Scroll down for the answer, or find it here.

3. In a 2012 talk, the psychologist Rebecca Campbell described the memories of sexual-assault victims as fragmented and scattered, comparing them to “tiny ____________.”

Scroll down for the answer, or find it here.

Look Back

On this day in 1851, a group of enslaved people escaped in Christiana, Pennsylvania, and put up an armed resistance against the kidnappers paid to recapture them. In our March 1866 issue, William Parker gave a firsthand account of the incident, beginning with a black man named Samuel Williams alerting Christiana residents of the coming danger:

The information brought by Mr. Williams spread through the vicinity like a fire in the prairies … and when I went home from my work in the evening, I found Pinckney … Abraham Johnson, Samuel Thompson, and Joshua Kite at my house, all of them excited about the rumor. I laughed at them, and said it was all talk. This was the 10th of September, 1851. They stopped for the night with us, and we went to bed as usual. Before daylight, Joshua Kite rose, and started for his home. Directly, he ran back to the house, burst open the door, crying, “O William! kidnappers! kidnappers!” …

I told them all not to be afraid, nor to give up to any slaveholder, but to fight until death.

Read more here.

Reader Response

For our special project on the business of creativity, Anjali Enjeti wrote about why she’s spent 10 years struggling to get a book deal. This commenter can sympathize:

I wrote novels in high school and university. Work in my 20s interfered, but I made a serious push to write something publishable in my 30s, for a couple of years. I took courses, paid an editor, joined a writing group … But my writing didn’t seem to touch these people or grip them. I felt crushed.

I didn’t write for six years. I learned other ways to be. Then my kids found out I had a manuscript in the house! They were thrilled. They bugged me to online publish. “Just do it!” I took my earlier work and put it on FictionPress piece by piece. Gradually I roped in “views” and then one reviewer. I started writing again, for just that one reviewer.

Read Enjeti’s essay here.


Pets captured, futures visualized, populism analyzed, waste interred.

Time of Your Life
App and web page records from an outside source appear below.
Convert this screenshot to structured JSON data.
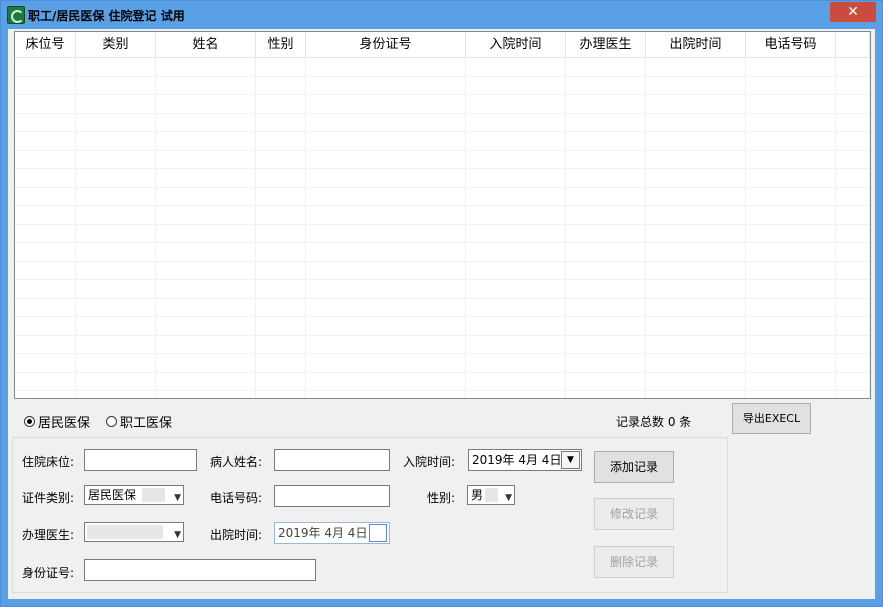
{
  "window": {
    "title": "职工/居民医保 住院登记 试用",
    "close_label": "✕"
  },
  "grid": {
    "columns": [
      "床位号",
      "类别",
      "姓名",
      "性别",
      "身份证号",
      "入院时间",
      "办理医生",
      "出院时间",
      "电话号码"
    ],
    "rows": []
  },
  "insurance_type": {
    "options": [
      "居民医保",
      "职工医保"
    ],
    "selected": "居民医保"
  },
  "record_count": "记录总数 0 条",
  "export_button": "导出EXECL",
  "form": {
    "bed_label": "住院床位:",
    "bed_value": "",
    "patient_name_label": "病人姓名:",
    "patient_name_value": "",
    "admit_time_label": "入院时间:",
    "admit_time_value": "2019年 4月 4日",
    "id_type_label": "证件类别:",
    "id_type_value": "居民医保",
    "phone_label": "电话号码:",
    "phone_value": "",
    "gender_label": "性别:",
    "gender_value": "男",
    "doctor_label": "办理医生:",
    "doctor_value": "",
    "discharge_time_label": "出院时间:",
    "discharge_time_value": "2019年 4月 4日",
    "id_number_label": "身份证号:",
    "id_number_value": ""
  },
  "buttons": {
    "add": "添加记录",
    "modify": "修改记录",
    "delete": "删除记录"
  }
}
Happy birthday to Sarah (the same age as Walt Disney World); to Caitlin’s friend Nicholas (a year younger than the World Wide Web); to Emily (twice the age of the euro); to Julia’s father, Stephen (a year younger than human spaceflight); to Stephanie (twice the age of Amazon); to Oma’s granddaughter (a year younger than the iTunes Store); from Eileen to Kristen (the same age as the Voyager 1 space probe); and to Andra’s daughter Parker (a year younger than cell phones).

From yesterday, happy birthday to Carol (a year younger than the TV remote); to Pnina’s son Ben (twice the age of the International Space Station); to Elisabeth (a year younger than helicopters); to Adam (the same age as the Voting Rights Act); to Andy’s son Kerry (a year younger than Microsoft); to Lucas’s girlfriend, Alexandra (twice the age of Harry Potter); to Anna’s sister Allison (born around the time Richard Nixon resigned); and to Eileen (a year younger than sunscreen).

Do you or a loved one have a birthday coming up? Sign up for a birthday shout-out here, and click here to explore the Timeline feature for yourself.

Meet The Atlantic Daily’s team here, and contact us here.

Did you get this newsletter from a friend? Sign yourself up here.